- [EXERCISE] Where an entry contains a picture, skip the picture and write out everything else exactly.

- [EXERCISE MATERIAL]
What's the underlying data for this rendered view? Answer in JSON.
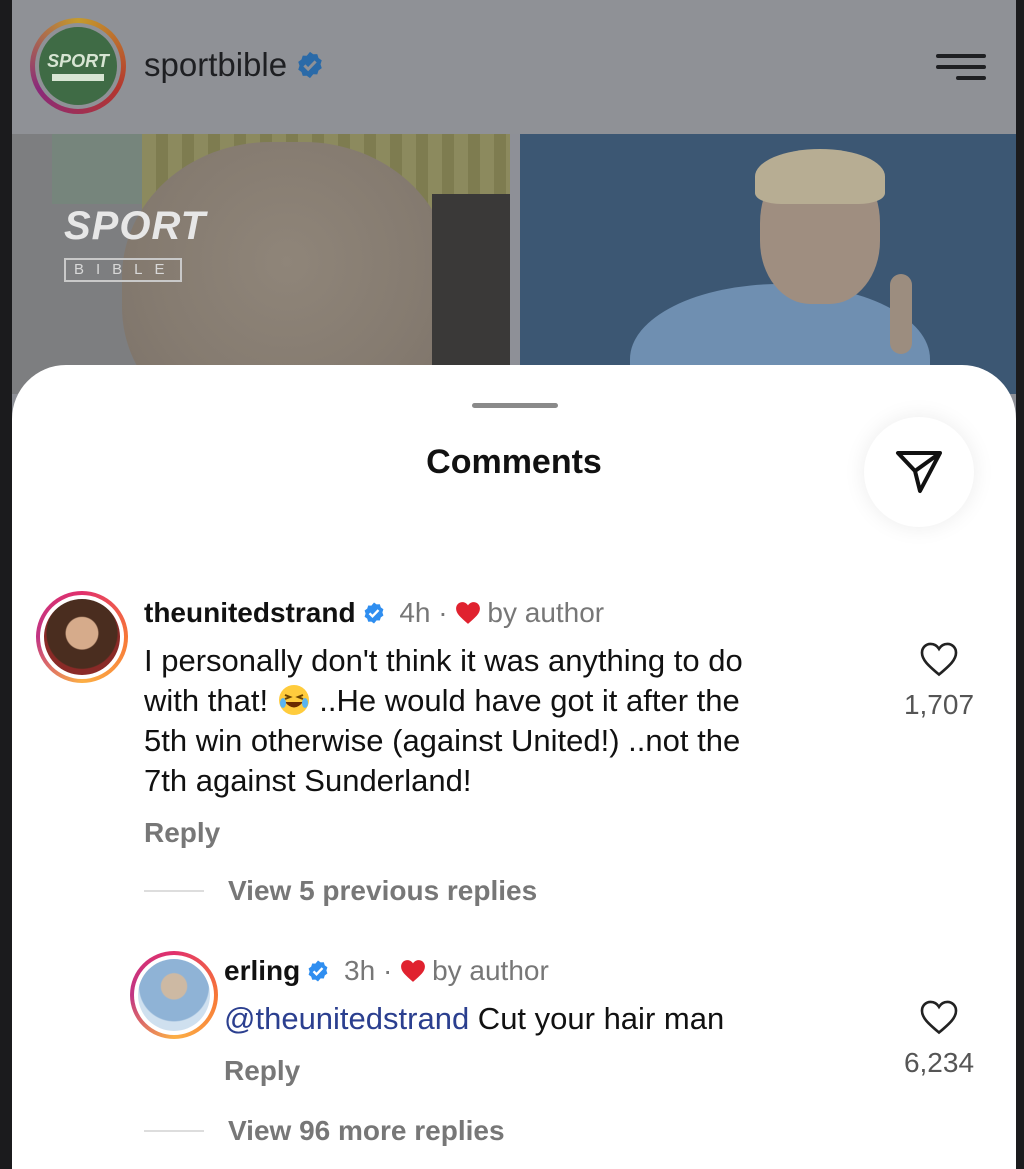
{
  "post": {
    "account": "sportbible",
    "logo_text": "SPORT",
    "image_left_logo": "SPORT",
    "image_left_logo_sub": "BIBLE"
  },
  "sheet": {
    "title": "Comments"
  },
  "comments": [
    {
      "username": "theunitedstrand",
      "time": "4h",
      "separator": "·",
      "by_author": "by author",
      "text_line1": "I personally don't think it was anything to do",
      "text_line2_a": "with that! ",
      "text_line2_b": " ..He would have got it after the",
      "text_line3": "5th win otherwise (against United!) ..not the",
      "text_line4": "7th against Sunderland!",
      "reply_label": "Reply",
      "likes": "1,707",
      "view_replies": "View 5 previous replies"
    },
    {
      "username": "erling",
      "time": "3h",
      "separator": "·",
      "by_author": "by author",
      "mention": "@theunitedstrand",
      "text": " Cut your hair man",
      "reply_label": "Reply",
      "likes": "6,234",
      "view_replies": "View 96 more replies"
    }
  ],
  "icons": {
    "share": "paper-plane-icon",
    "like": "heart-outline-icon",
    "liked_by_author": "heart-filled-icon",
    "verified": "verified-badge-icon",
    "menu": "menu-icon",
    "emoji": "laughing-emoji-icon"
  },
  "colors": {
    "verified": "#2f8ef0",
    "heart": "#e0222f",
    "mention": "#2b3f8f"
  }
}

- [SOLVED PROBLEM]
What's the underlying data for this rendered view? Answer in JSON.
{
  "post": {
    "account": "sportbible",
    "logo_text": "SPORT",
    "image_left_logo": "SPORT",
    "image_left_logo_sub": "BIBLE"
  },
  "sheet": {
    "title": "Comments"
  },
  "comments": [
    {
      "username": "theunitedstrand",
      "time": "4h",
      "separator": "·",
      "by_author": "by author",
      "text_line1": "I personally don't think it was anything to do",
      "text_line2_a": "with that! ",
      "text_line2_b": " ..He would have got it after the",
      "text_line3": "5th win otherwise (against United!) ..not the",
      "text_line4": "7th against Sunderland!",
      "reply_label": "Reply",
      "likes": "1,707",
      "view_replies": "View 5 previous replies"
    },
    {
      "username": "erling",
      "time": "3h",
      "separator": "·",
      "by_author": "by author",
      "mention": "@theunitedstrand",
      "text": " Cut your hair man",
      "reply_label": "Reply",
      "likes": "6,234",
      "view_replies": "View 96 more replies"
    }
  ],
  "icons": {
    "share": "paper-plane-icon",
    "like": "heart-outline-icon",
    "liked_by_author": "heart-filled-icon",
    "verified": "verified-badge-icon",
    "menu": "menu-icon",
    "emoji": "laughing-emoji-icon"
  },
  "colors": {
    "verified": "#2f8ef0",
    "heart": "#e0222f",
    "mention": "#2b3f8f"
  }
}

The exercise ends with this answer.